→ Your assignment
Print out all of the records exactly; no picture belongs in the result.

→ Provided information
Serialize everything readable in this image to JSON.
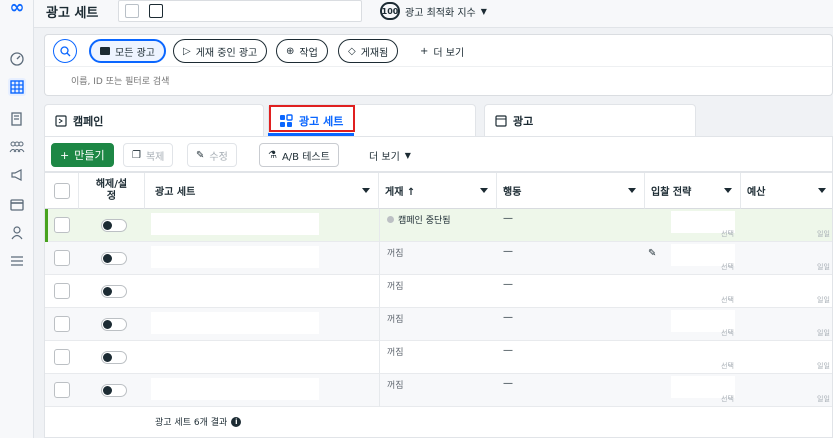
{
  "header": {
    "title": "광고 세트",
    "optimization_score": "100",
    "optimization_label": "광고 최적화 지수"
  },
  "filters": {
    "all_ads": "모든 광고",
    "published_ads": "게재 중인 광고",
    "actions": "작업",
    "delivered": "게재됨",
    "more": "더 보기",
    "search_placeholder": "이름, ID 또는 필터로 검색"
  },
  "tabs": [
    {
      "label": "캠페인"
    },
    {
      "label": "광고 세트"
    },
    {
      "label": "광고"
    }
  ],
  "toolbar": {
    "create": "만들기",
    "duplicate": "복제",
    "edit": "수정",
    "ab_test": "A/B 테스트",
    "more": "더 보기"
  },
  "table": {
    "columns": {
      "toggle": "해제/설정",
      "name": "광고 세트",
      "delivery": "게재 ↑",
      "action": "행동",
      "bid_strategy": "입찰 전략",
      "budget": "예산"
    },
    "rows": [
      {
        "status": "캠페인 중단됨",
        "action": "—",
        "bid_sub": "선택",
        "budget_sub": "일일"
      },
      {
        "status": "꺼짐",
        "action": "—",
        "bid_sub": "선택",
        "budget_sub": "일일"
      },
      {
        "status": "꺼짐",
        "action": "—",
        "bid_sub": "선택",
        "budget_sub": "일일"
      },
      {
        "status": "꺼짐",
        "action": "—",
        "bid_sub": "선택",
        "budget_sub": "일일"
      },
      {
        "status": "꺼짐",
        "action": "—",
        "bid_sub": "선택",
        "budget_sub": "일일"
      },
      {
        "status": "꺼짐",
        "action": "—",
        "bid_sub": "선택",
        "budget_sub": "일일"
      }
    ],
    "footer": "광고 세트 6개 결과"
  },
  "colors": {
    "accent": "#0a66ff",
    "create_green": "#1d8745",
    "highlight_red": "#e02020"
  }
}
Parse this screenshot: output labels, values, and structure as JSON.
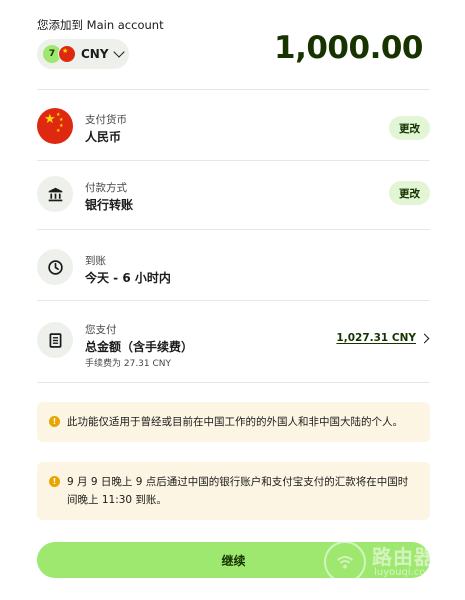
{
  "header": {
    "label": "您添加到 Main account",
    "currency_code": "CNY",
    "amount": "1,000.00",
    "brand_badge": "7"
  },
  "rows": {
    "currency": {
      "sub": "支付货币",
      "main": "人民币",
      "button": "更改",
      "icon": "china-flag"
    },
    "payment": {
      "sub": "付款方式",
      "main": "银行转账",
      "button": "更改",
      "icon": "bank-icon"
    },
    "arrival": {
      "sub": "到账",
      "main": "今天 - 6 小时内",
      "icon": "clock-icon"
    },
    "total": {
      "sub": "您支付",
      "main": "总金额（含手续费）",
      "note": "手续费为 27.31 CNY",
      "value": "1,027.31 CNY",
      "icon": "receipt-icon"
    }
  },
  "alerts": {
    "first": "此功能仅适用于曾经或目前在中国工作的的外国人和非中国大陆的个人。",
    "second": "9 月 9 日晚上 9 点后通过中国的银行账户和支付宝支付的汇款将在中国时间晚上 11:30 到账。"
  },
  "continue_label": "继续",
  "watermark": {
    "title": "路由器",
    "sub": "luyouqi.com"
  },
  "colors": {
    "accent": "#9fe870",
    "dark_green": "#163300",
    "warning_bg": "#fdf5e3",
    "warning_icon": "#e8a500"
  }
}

→ Expected answer
Serialize everything readable in this image to JSON.
{
  "header": {
    "title": "광고 세트",
    "optimization_score": "100",
    "optimization_label": "광고 최적화 지수"
  },
  "filters": {
    "all_ads": "모든 광고",
    "published_ads": "게재 중인 광고",
    "actions": "작업",
    "delivered": "게재됨",
    "more": "더 보기",
    "search_placeholder": "이름, ID 또는 필터로 검색"
  },
  "tabs": [
    {
      "label": "캠페인"
    },
    {
      "label": "광고 세트"
    },
    {
      "label": "광고"
    }
  ],
  "toolbar": {
    "create": "만들기",
    "duplicate": "복제",
    "edit": "수정",
    "ab_test": "A/B 테스트",
    "more": "더 보기"
  },
  "table": {
    "columns": {
      "toggle": "해제/설정",
      "name": "광고 세트",
      "delivery": "게재 ↑",
      "action": "행동",
      "bid_strategy": "입찰 전략",
      "budget": "예산"
    },
    "rows": [
      {
        "status": "캠페인 중단됨",
        "action": "—",
        "bid_sub": "선택",
        "budget_sub": "일일"
      },
      {
        "status": "꺼짐",
        "action": "—",
        "bid_sub": "선택",
        "budget_sub": "일일"
      },
      {
        "status": "꺼짐",
        "action": "—",
        "bid_sub": "선택",
        "budget_sub": "일일"
      },
      {
        "status": "꺼짐",
        "action": "—",
        "bid_sub": "선택",
        "budget_sub": "일일"
      },
      {
        "status": "꺼짐",
        "action": "—",
        "bid_sub": "선택",
        "budget_sub": "일일"
      },
      {
        "status": "꺼짐",
        "action": "—",
        "bid_sub": "선택",
        "budget_sub": "일일"
      }
    ],
    "footer": "광고 세트 6개 결과"
  },
  "colors": {
    "accent": "#0a66ff",
    "create_green": "#1d8745",
    "highlight_red": "#e02020"
  }
}
Parse this screenshot: output labels, values, and structure as JSON.
{
  "header": {
    "label": "您添加到 Main account",
    "currency_code": "CNY",
    "amount": "1,000.00",
    "brand_badge": "7"
  },
  "rows": {
    "currency": {
      "sub": "支付货币",
      "main": "人民币",
      "button": "更改",
      "icon": "china-flag"
    },
    "payment": {
      "sub": "付款方式",
      "main": "银行转账",
      "button": "更改",
      "icon": "bank-icon"
    },
    "arrival": {
      "sub": "到账",
      "main": "今天 - 6 小时内",
      "icon": "clock-icon"
    },
    "total": {
      "sub": "您支付",
      "main": "总金额（含手续费）",
      "note": "手续费为 27.31 CNY",
      "value": "1,027.31 CNY",
      "icon": "receipt-icon"
    }
  },
  "alerts": {
    "first": "此功能仅适用于曾经或目前在中国工作的的外国人和非中国大陆的个人。",
    "second": "9 月 9 日晚上 9 点后通过中国的银行账户和支付宝支付的汇款将在中国时间晚上 11:30 到账。"
  },
  "continue_label": "继续",
  "watermark": {
    "title": "路由器",
    "sub": "luyouqi.com"
  },
  "colors": {
    "accent": "#9fe870",
    "dark_green": "#163300",
    "warning_bg": "#fdf5e3",
    "warning_icon": "#e8a500"
  }
}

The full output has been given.